▶ EXERCISE OBJECTIVE
Each line of the data that includes the string "side" is to be copied out.

---------- RECORDS PROVIDED

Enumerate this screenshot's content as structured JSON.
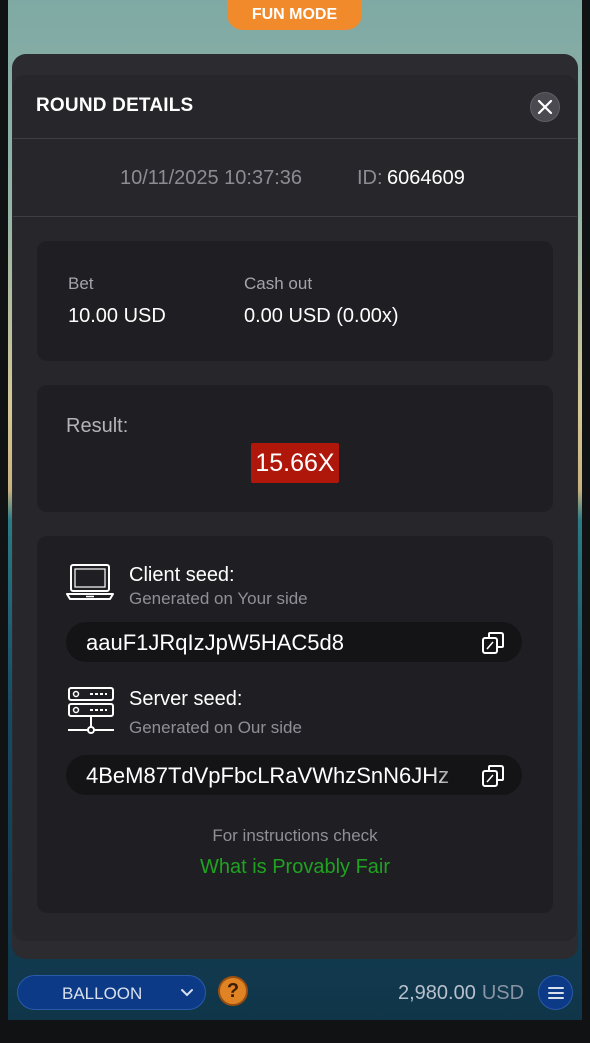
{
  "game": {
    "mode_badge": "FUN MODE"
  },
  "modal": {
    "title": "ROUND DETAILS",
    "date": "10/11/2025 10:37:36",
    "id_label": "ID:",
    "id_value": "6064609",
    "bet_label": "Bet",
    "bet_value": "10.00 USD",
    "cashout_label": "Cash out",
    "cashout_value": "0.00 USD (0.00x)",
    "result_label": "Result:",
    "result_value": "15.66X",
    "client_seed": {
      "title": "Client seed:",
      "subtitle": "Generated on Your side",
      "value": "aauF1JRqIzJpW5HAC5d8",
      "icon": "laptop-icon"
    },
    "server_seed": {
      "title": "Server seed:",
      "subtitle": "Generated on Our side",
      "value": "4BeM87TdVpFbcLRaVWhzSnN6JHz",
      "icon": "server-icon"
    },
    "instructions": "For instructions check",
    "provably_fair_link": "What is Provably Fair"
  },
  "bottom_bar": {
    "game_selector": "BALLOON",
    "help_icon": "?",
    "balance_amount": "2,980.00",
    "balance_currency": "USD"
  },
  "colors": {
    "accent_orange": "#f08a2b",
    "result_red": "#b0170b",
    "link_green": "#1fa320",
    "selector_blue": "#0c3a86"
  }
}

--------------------
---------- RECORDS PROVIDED

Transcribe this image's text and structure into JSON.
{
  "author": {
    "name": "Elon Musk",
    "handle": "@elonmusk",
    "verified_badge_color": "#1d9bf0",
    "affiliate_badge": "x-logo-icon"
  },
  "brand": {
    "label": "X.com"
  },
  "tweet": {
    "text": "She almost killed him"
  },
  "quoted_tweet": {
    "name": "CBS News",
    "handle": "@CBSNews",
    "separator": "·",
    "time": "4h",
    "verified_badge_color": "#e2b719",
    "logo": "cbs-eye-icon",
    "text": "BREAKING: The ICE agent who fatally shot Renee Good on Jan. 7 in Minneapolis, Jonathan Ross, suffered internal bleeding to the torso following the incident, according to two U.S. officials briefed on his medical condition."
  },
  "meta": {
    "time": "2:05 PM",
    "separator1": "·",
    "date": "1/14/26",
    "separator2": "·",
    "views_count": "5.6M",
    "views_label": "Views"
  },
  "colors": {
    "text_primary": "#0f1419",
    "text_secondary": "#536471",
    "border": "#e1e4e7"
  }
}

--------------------

▶ YOUR SOLUTION
      "subtitle": "Generated on Your side",
      "subtitle": "Generated on Our side",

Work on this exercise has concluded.